+++ MATERIAL PROVIDED
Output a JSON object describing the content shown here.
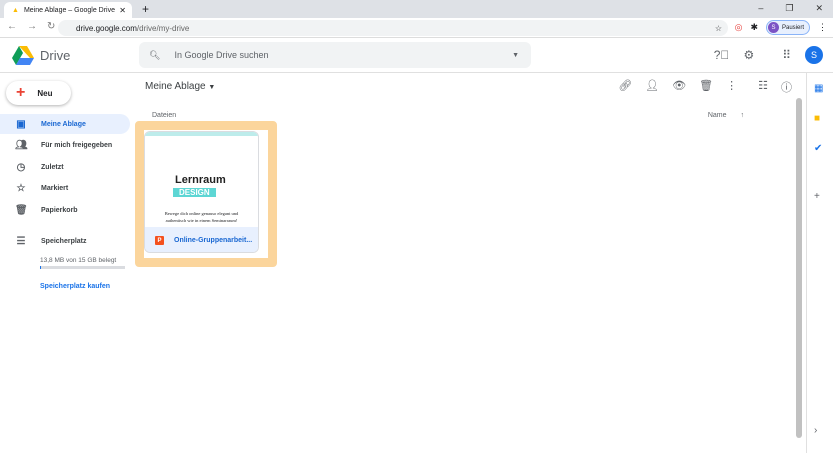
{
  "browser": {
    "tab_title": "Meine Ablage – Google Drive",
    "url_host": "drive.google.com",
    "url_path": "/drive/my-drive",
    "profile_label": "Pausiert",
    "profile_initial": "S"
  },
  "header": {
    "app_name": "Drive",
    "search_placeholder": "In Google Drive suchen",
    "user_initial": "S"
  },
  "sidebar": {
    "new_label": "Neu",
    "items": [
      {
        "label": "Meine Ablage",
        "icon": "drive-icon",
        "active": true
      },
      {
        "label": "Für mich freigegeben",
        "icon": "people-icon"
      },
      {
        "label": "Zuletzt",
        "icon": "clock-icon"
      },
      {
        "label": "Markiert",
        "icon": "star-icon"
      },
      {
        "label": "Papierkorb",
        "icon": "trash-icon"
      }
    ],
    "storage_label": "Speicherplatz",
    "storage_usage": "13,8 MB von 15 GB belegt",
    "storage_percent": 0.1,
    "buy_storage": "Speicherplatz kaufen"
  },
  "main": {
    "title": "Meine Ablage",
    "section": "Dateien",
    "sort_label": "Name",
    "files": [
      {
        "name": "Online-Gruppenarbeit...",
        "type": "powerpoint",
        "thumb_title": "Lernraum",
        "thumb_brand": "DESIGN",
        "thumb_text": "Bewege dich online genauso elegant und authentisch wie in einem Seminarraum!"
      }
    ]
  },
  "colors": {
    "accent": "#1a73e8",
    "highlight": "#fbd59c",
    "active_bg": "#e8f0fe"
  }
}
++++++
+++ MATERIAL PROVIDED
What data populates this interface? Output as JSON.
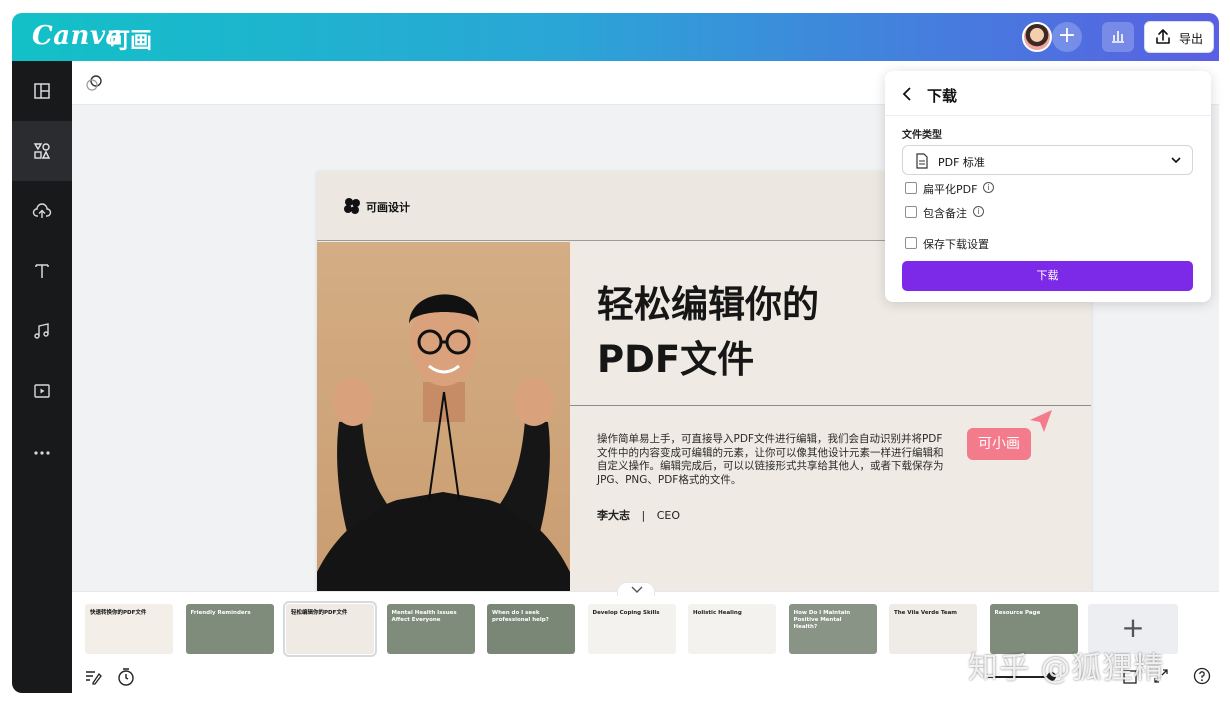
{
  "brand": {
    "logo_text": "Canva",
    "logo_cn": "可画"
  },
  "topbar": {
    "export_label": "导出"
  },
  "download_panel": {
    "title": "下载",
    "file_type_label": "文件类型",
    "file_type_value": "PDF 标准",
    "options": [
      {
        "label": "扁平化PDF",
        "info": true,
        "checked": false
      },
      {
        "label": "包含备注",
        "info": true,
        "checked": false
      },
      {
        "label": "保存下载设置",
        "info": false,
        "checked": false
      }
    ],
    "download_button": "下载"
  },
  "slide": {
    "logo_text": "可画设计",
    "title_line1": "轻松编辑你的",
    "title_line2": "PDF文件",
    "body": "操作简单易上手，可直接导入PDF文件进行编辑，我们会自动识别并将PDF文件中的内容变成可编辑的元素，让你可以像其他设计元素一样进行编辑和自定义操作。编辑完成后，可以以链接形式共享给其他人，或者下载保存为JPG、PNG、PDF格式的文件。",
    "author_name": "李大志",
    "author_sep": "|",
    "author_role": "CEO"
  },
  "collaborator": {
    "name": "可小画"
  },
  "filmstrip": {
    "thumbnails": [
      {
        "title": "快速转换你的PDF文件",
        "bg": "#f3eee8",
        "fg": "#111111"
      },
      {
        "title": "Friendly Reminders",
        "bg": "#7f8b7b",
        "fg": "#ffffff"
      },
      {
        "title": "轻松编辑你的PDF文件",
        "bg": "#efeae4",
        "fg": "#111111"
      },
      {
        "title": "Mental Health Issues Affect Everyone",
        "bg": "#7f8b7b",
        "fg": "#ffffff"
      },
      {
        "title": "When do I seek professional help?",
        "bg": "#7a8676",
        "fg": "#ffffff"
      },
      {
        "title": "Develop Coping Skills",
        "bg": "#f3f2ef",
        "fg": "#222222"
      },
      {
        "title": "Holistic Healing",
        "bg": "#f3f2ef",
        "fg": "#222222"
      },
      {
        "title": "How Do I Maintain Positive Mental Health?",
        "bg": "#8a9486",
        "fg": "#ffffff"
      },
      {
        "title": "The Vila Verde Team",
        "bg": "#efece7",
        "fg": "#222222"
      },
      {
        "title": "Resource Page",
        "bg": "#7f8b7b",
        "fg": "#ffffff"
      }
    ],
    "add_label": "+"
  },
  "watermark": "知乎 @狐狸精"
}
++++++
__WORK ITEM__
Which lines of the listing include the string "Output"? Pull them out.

__EXERCISE RESPONSE__
Output a JSON object describing the content shown here.
What data populates this interface? Output as JSON.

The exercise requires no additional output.